§ **TASK TO CARRY OUT**: Please restate each entry word for word.

======== ENTRIES PROVIDED

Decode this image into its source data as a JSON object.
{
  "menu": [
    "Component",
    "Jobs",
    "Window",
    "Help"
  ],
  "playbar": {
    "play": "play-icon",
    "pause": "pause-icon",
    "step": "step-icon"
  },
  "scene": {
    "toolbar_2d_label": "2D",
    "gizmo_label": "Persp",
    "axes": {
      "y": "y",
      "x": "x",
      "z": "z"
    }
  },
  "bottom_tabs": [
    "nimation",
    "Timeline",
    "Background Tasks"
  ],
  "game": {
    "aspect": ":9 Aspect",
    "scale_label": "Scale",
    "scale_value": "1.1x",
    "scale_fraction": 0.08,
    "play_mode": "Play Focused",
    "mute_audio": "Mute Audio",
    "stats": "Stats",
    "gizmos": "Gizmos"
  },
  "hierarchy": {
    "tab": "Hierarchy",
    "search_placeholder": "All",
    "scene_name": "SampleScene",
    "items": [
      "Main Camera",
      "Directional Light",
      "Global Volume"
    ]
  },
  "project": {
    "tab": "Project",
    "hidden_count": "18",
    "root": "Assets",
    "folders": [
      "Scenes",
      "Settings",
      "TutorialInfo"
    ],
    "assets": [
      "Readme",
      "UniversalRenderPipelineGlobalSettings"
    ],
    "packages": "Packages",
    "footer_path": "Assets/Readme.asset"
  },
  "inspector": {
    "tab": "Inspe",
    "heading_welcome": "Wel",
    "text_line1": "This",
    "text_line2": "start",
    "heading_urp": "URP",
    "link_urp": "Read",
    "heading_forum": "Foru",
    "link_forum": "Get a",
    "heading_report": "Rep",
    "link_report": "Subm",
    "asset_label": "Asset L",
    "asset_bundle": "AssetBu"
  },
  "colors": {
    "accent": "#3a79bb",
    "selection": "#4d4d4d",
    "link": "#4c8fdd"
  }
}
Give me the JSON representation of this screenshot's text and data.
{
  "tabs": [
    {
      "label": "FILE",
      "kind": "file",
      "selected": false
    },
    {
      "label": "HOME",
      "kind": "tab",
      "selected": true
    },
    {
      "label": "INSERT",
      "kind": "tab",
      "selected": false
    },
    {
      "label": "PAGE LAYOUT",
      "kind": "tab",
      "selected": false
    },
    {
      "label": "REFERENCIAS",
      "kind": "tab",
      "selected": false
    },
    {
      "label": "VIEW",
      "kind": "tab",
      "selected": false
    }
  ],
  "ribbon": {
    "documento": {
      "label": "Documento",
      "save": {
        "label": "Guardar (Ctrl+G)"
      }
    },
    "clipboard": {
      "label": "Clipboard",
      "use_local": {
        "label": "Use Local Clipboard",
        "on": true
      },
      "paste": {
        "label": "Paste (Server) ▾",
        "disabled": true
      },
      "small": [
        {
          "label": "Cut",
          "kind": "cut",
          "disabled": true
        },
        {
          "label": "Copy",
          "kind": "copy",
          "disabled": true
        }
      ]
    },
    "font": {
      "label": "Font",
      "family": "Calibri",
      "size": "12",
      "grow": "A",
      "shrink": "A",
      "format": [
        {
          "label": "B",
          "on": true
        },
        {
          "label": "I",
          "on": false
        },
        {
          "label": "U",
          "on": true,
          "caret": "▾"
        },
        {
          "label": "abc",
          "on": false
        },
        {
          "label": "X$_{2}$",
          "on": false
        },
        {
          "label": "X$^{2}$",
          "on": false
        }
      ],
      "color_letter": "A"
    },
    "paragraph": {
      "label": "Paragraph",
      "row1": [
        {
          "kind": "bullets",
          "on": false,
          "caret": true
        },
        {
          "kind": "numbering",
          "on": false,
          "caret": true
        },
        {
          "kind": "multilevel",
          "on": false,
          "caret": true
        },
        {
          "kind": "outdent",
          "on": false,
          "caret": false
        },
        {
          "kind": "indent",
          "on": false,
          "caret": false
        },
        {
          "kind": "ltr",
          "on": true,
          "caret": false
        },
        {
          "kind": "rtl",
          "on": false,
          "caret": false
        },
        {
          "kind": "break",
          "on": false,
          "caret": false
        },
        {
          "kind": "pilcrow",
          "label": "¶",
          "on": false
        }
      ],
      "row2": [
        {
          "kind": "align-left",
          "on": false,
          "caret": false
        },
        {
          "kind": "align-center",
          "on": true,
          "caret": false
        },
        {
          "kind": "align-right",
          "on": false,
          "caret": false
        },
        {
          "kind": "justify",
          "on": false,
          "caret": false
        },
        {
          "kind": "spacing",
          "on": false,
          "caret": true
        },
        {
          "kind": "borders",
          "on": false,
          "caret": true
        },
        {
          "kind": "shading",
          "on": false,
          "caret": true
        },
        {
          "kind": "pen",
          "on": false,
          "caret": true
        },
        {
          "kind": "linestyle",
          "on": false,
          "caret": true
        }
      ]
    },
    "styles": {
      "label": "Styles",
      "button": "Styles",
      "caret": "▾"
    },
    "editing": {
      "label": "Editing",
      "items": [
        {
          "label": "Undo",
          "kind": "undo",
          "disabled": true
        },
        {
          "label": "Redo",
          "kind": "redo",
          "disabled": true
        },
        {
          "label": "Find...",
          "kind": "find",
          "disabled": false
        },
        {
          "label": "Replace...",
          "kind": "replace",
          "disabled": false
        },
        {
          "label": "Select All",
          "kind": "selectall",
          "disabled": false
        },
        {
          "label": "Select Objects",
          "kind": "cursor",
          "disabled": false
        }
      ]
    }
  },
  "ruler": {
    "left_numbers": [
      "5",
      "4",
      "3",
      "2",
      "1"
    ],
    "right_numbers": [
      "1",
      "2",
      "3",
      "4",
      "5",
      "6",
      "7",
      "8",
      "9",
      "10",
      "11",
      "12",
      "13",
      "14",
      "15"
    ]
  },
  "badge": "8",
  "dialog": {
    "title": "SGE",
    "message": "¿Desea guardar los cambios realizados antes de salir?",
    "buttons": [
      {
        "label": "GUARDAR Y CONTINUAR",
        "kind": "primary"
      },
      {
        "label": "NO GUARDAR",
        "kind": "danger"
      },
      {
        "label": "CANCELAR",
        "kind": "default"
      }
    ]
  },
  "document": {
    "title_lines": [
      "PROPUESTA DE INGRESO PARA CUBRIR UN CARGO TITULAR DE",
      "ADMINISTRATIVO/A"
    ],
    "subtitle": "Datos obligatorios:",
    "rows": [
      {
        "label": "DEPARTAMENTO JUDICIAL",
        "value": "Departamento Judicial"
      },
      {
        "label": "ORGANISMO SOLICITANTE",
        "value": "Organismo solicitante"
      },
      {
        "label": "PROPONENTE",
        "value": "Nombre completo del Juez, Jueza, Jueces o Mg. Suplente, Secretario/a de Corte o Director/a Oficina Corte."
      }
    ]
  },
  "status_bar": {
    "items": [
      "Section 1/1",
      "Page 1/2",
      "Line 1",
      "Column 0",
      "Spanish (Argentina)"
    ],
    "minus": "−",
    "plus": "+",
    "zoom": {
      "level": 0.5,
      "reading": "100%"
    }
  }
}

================

§ **RESPONSE BELOW**:
Decode this image into its source data as a JSON object.
{
  "menu": [
    "Component",
    "Jobs",
    "Window",
    "Help"
  ],
  "playbar": {
    "play": "play-icon",
    "pause": "pause-icon",
    "step": "step-icon"
  },
  "scene": {
    "toolbar_2d_label": "2D",
    "gizmo_label": "Persp",
    "axes": {
      "y": "y",
      "x": "x",
      "z": "z"
    }
  },
  "bottom_tabs": [
    "nimation",
    "Timeline",
    "Background Tasks"
  ],
  "game": {
    "aspect": ":9 Aspect",
    "scale_label": "Scale",
    "scale_value": "1.1x",
    "scale_fraction": 0.08,
    "play_mode": "Play Focused",
    "mute_audio": "Mute Audio",
    "stats": "Stats",
    "gizmos": "Gizmos"
  },
  "hierarchy": {
    "tab": "Hierarchy",
    "search_placeholder": "All",
    "scene_name": "SampleScene",
    "items": [
      "Main Camera",
      "Directional Light",
      "Global Volume"
    ]
  },
  "project": {
    "tab": "Project",
    "hidden_count": "18",
    "root": "Assets",
    "folders": [
      "Scenes",
      "Settings",
      "TutorialInfo"
    ],
    "assets": [
      "Readme",
      "UniversalRenderPipelineGlobalSettings"
    ],
    "packages": "Packages",
    "footer_path": "Assets/Readme.asset"
  },
  "inspector": {
    "tab": "Inspe",
    "heading_welcome": "Wel",
    "text_line1": "This",
    "text_line2": "start",
    "heading_urp": "URP",
    "link_urp": "Read",
    "heading_forum": "Foru",
    "link_forum": "Get a",
    "heading_report": "Rep",
    "link_report": "Subm",
    "asset_label": "Asset L",
    "asset_bundle": "AssetBu"
  },
  "colors": {
    "accent": "#3a79bb",
    "selection": "#4d4d4d",
    "link": "#4c8fdd"
  }
}
Give me the JSON representation of this screenshot's text and data.
{
  "tabs": [
    {
      "label": "FILE",
      "kind": "file",
      "selected": false
    },
    {
      "label": "HOME",
      "kind": "tab",
      "selected": true
    },
    {
      "label": "INSERT",
      "kind": "tab",
      "selected": false
    },
    {
      "label": "PAGE LAYOUT",
      "kind": "tab",
      "selected": false
    },
    {
      "label": "REFERENCIAS",
      "kind": "tab",
      "selected": false
    },
    {
      "label": "VIEW",
      "kind": "tab",
      "selected": false
    }
  ],
  "ribbon": {
    "documento": {
      "label": "Documento",
      "save": {
        "label": "Guardar (Ctrl+G)"
      }
    },
    "clipboard": {
      "label": "Clipboard",
      "use_local": {
        "label": "Use Local Clipboard",
        "on": true
      },
      "paste": {
        "label": "Paste (Server) ▾",
        "disabled": true
      },
      "small": [
        {
          "label": "Cut",
          "kind": "cut",
          "disabled": true
        },
        {
          "label": "Copy",
          "kind": "copy",
          "disabled": true
        }
      ]
    },
    "font": {
      "label": "Font",
      "family": "Calibri",
      "size": "12",
      "grow": "A",
      "shrink": "A",
      "format": [
        {
          "label": "B",
          "on": true
        },
        {
          "label": "I",
          "on": false
        },
        {
          "label": "U",
          "on": true,
          "caret": "▾"
        },
        {
          "label": "abc",
          "on": false
        },
        {
          "label": "X$_{2}$",
          "on": false
        },
        {
          "label": "X$^{2}$",
          "on": false
        }
      ],
      "color_letter": "A"
    },
    "paragraph": {
      "label": "Paragraph",
      "row1": [
        {
          "kind": "bullets",
          "on": false,
          "caret": true
        },
        {
          "kind": "numbering",
          "on": false,
          "caret": true
        },
        {
          "kind": "multilevel",
          "on": false,
          "caret": true
        },
        {
          "kind": "outdent",
          "on": false,
          "caret": false
        },
        {
          "kind": "indent",
          "on": false,
          "caret": false
        },
        {
          "kind": "ltr",
          "on": true,
          "caret": false
        },
        {
          "kind": "rtl",
          "on": false,
          "caret": false
        },
        {
          "kind": "break",
          "on": false,
          "caret": false
        },
        {
          "kind": "pilcrow",
          "label": "¶",
          "on": false
        }
      ],
      "row2": [
        {
          "kind": "align-left",
          "on": false,
          "caret": false
        },
        {
          "kind": "align-center",
          "on": true,
          "caret": false
        },
        {
          "kind": "align-right",
          "on": false,
          "caret": false
        },
        {
          "kind": "justify",
          "on": false,
          "caret": false
        },
        {
          "kind": "spacing",
          "on": false,
          "caret": true
        },
        {
          "kind": "borders",
          "on": false,
          "caret": true
        },
        {
          "kind": "shading",
          "on": false,
          "caret": true
        },
        {
          "kind": "pen",
          "on": false,
          "caret": true
        },
        {
          "kind": "linestyle",
          "on": false,
          "caret": true
        }
      ]
    },
    "styles": {
      "label": "Styles",
      "button": "Styles",
      "caret": "▾"
    },
    "editing": {
      "label": "Editing",
      "items": [
        {
          "label": "Undo",
          "kind": "undo",
          "disabled": true
        },
        {
          "label": "Redo",
          "kind": "redo",
          "disabled": true
        },
        {
          "label": "Find...",
          "kind": "find",
          "disabled": false
        },
        {
          "label": "Replace...",
          "kind": "replace",
          "disabled": false
        },
        {
          "label": "Select All",
          "kind": "selectall",
          "disabled": false
        },
        {
          "label": "Select Objects",
          "kind": "cursor",
          "disabled": false
        }
      ]
    }
  },
  "ruler": {
    "left_numbers": [
      "5",
      "4",
      "3",
      "2",
      "1"
    ],
    "right_numbers": [
      "1",
      "2",
      "3",
      "4",
      "5",
      "6",
      "7",
      "8",
      "9",
      "10",
      "11",
      "12",
      "13",
      "14",
      "15"
    ]
  },
  "badge": "8",
  "dialog": {
    "title": "SGE",
    "message": "¿Desea guardar los cambios realizados antes de salir?",
    "buttons": [
      {
        "label": "GUARDAR Y CONTINUAR",
        "kind": "primary"
      },
      {
        "label": "NO GUARDAR",
        "kind": "danger"
      },
      {
        "label": "CANCELAR",
        "kind": "default"
      }
    ]
  },
  "document": {
    "title_lines": [
      "PROPUESTA DE INGRESO PARA CUBRIR UN CARGO TITULAR DE",
      "ADMINISTRATIVO/A"
    ],
    "subtitle": "Datos obligatorios:",
    "rows": [
      {
        "label": "DEPARTAMENTO JUDICIAL",
        "value": "Departamento Judicial"
      },
      {
        "label": "ORGANISMO SOLICITANTE",
        "value": "Organismo solicitante"
      },
      {
        "label": "PROPONENTE",
        "value": "Nombre completo del Juez, Jueza, Jueces o Mg. Suplente, Secretario/a de Corte o Director/a Oficina Corte."
      }
    ]
  },
  "status_bar": {
    "items": [
      "Section 1/1",
      "Page 1/2",
      "Line 1",
      "Column 0",
      "Spanish (Argentina)"
    ],
    "minus": "−",
    "plus": "+",
    "zoom": {
      "level": 0.5,
      "reading": "100%"
    }
  }
}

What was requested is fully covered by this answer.